I purchased the match programme for £1.50 and you certainly get your moneys worth. There is plenty to read, there is the usual club news and views, including pen pictures of the visitors and also some welcome selected views from other various contributors, a good publication I thought.
I dont go in for fine detailed match reports, there are much better qualified commentators and writers than me to detail all the intricacies of a game and I am sure both Staveley and Bridlington have people doing this perfectly well for everyone to see and read. My brief summary of this game is that Bridlington found the shop door open, strolled in, had a look around, someone made a cup of tea and then they left with all 3 points. After 30 minutes of the first half Bridlington Town led 4-0, the game was over, even the Germans wouldn't be able to turn that one around. Lets not be blase or nonchalant, Bridlington boss Gary Allanson came here with a positive game plan. His team executed it perfectly well. They completed the objectives so clinically they had won this match half way through the first half.
Staveley didn't throw the towel in and go into free-fall, they stood firm re-grouped and gave it their best, particularly in the second half.

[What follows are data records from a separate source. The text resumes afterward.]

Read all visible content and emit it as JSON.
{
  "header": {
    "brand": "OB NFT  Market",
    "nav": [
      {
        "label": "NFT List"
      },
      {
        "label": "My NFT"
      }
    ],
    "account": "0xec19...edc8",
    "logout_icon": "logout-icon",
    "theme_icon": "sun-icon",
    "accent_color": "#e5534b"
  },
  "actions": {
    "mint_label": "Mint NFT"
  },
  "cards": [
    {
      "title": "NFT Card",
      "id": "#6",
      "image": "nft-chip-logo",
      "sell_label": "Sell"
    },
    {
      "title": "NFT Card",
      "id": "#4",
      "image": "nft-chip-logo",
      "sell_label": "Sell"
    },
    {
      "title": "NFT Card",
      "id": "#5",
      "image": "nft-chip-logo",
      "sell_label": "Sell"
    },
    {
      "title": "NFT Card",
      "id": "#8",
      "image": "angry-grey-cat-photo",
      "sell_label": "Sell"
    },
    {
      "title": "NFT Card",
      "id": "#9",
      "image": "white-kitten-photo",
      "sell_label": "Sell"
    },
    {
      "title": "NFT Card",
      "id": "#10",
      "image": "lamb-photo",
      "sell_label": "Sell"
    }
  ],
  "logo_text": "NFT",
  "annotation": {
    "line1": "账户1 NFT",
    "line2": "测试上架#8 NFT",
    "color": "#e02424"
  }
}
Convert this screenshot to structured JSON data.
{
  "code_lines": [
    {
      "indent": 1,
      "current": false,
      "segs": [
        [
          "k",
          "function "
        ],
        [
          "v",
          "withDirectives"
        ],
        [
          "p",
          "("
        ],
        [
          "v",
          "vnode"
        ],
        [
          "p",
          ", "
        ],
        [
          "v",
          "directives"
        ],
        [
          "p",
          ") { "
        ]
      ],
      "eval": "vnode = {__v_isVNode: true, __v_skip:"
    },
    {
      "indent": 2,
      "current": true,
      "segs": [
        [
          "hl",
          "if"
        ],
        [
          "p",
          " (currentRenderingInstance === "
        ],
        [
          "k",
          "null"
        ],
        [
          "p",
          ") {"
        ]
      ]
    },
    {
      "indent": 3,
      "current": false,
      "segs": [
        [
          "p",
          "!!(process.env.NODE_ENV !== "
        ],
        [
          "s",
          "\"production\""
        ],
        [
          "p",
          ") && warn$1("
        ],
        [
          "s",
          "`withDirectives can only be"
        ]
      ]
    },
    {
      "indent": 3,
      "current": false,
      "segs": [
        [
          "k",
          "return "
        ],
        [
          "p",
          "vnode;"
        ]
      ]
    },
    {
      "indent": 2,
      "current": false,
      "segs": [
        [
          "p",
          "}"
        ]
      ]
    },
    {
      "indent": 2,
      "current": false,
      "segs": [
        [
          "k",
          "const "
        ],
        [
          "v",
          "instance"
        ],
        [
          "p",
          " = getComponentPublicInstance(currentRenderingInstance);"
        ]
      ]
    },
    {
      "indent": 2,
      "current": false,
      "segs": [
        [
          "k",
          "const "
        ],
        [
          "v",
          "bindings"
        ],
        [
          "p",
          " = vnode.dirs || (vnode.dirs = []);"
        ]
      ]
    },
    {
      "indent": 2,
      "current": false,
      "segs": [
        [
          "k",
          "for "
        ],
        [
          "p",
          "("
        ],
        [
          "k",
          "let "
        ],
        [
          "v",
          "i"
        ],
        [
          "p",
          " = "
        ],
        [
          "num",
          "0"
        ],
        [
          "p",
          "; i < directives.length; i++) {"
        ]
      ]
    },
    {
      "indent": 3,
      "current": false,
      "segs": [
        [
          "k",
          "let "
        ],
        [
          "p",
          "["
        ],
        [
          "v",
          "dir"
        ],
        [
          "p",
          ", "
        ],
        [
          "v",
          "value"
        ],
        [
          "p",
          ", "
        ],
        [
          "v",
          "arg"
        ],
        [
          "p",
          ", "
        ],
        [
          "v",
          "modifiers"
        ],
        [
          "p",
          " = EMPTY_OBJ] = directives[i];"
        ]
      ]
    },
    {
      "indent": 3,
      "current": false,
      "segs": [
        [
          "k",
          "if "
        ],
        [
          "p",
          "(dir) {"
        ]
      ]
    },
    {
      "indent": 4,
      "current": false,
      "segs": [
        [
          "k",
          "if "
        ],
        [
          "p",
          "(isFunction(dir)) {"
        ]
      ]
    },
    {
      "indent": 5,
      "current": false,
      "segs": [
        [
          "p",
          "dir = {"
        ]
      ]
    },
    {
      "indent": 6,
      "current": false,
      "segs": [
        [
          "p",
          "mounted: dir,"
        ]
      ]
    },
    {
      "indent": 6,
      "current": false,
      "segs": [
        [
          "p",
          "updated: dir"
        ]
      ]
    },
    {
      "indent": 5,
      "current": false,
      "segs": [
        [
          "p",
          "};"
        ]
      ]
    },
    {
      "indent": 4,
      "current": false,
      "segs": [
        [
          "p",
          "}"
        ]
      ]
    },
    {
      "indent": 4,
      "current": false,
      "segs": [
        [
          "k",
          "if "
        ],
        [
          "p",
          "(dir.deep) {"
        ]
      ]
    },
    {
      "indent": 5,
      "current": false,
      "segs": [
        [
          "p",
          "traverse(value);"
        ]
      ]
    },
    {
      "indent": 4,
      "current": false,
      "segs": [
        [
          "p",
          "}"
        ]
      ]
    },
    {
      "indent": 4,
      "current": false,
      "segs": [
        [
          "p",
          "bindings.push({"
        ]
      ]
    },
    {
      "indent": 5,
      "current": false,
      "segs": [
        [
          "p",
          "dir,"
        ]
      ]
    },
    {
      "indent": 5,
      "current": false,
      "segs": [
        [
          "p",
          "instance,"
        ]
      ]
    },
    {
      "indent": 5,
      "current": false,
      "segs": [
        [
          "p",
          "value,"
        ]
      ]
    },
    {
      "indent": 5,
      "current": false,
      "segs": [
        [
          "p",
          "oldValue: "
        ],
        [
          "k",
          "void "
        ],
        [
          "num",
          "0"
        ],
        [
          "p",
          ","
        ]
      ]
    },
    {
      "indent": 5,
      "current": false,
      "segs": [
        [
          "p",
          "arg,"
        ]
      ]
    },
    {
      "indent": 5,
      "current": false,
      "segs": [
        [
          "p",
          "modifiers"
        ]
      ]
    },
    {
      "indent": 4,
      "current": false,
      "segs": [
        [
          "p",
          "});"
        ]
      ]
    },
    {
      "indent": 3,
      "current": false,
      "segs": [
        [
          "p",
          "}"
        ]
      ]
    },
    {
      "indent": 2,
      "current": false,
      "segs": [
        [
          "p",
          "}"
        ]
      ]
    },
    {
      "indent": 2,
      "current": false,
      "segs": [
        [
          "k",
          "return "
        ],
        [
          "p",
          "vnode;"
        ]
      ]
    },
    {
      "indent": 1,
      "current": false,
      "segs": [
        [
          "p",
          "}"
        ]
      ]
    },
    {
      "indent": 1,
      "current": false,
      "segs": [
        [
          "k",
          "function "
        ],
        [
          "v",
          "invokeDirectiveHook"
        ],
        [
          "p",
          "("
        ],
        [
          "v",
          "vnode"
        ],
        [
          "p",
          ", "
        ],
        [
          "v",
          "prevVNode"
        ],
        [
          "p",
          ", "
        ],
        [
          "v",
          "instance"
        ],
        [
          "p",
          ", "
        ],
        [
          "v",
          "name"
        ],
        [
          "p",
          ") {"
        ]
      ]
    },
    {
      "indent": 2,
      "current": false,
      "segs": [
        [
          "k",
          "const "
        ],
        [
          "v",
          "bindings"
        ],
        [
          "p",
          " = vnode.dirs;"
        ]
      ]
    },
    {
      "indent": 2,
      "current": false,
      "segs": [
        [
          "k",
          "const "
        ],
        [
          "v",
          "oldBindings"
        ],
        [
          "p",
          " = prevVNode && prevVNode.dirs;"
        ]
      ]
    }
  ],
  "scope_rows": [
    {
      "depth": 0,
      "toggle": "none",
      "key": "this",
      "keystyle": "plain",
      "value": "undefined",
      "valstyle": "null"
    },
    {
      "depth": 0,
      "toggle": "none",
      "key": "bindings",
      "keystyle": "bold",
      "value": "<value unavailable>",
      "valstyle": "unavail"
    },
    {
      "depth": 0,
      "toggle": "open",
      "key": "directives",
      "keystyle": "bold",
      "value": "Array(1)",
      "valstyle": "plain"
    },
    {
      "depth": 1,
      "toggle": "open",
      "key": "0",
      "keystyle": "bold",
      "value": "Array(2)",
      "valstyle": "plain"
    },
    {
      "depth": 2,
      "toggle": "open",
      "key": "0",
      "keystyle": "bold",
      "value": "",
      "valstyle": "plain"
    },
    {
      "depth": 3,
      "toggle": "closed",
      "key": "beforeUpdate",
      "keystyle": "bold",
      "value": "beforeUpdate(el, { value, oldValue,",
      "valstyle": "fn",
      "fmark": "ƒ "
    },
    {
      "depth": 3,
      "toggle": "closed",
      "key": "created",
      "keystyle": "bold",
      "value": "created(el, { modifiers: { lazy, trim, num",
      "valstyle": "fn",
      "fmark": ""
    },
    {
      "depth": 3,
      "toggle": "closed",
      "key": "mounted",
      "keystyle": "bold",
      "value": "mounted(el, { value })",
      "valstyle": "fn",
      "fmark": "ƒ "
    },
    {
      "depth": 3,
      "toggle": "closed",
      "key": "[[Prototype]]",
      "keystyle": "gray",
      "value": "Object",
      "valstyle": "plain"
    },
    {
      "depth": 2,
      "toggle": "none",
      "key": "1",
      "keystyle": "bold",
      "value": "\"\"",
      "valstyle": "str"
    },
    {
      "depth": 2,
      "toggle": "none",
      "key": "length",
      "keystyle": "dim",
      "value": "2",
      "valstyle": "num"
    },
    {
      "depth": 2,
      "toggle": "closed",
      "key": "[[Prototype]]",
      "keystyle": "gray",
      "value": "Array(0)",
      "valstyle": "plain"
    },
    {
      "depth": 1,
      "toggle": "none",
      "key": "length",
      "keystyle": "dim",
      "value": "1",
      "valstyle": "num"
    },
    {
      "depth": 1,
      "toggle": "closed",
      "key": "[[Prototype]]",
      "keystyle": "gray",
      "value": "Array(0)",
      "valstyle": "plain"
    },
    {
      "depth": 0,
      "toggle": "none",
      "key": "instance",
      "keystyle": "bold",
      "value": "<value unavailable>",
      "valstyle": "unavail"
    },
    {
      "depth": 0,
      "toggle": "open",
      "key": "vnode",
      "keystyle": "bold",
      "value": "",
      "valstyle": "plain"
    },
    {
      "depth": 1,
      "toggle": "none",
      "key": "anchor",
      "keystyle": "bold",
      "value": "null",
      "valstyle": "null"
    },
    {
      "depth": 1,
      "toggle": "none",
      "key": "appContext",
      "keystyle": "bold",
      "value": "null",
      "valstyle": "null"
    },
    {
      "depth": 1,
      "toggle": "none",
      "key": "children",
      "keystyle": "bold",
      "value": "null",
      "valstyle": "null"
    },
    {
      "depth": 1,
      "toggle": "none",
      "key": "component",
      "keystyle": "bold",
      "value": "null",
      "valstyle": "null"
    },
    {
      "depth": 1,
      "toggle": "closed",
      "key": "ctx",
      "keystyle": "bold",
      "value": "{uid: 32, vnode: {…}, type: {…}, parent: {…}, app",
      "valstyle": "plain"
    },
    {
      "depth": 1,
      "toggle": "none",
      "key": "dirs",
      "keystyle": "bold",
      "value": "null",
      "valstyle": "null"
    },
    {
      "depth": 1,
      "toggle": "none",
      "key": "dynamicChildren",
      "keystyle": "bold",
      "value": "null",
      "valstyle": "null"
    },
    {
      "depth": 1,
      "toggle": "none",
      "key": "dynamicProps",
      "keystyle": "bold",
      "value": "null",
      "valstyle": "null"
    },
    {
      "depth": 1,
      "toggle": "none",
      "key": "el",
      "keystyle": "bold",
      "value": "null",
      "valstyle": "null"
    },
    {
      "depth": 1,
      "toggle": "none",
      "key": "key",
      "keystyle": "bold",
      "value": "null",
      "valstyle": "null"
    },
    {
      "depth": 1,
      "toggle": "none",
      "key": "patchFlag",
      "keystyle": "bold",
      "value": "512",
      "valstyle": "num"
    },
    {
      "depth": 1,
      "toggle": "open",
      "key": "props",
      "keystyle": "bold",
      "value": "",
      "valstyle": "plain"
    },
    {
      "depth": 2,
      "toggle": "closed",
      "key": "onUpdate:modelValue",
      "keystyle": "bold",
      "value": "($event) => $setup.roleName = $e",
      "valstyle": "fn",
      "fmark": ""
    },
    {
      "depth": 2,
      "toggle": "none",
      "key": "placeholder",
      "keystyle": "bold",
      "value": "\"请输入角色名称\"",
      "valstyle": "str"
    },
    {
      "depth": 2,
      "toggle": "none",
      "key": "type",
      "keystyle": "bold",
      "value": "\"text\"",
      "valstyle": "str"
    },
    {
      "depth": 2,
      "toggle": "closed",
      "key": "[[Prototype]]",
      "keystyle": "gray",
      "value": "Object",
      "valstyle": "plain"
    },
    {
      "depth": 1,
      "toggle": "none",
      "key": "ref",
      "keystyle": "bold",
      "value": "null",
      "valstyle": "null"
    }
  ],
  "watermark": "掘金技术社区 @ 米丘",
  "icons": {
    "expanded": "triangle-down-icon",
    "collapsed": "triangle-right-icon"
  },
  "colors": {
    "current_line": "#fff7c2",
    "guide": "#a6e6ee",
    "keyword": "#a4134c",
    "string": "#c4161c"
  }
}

Was a 1-4 away win a true reflection of the proceedings, I would say not, perhaps 1-3 would be more fair minded. Players that stood out for me included the raw power and intricate skills of Staveley's Nathan Forbes and for Bridlington Town the supremely competent Ash Allanson, is there a better midfield player in this division, I doubt it. I was also impressed by the Bridlington forward Ombeni Ruhanduka, great player to watch, so sharp and skillful, think Gary isn't so keen at his tracking back efficiency at the moment though.
It was a shame that Joe Cooper got a painful injury for the visitors in the latter stages of the game, I wish him a speedy recovery. In all honesty I dont think this was a great game by any means, Bridlington took their opportunities but the rest of it was scrappy and somewhat disjointed. Don't think a very bobbly pitch helped a passing game but that may be due to the recent relaying of the playing surface. Of course it is very early days and teams need a few weeks to bed in new tactics, players and strategies.
I got the camera out the Match Shed with around 15 minutes left and took some photo's of this really nice ground. After that it was back to the hills, good job I remembered to pick the wife up?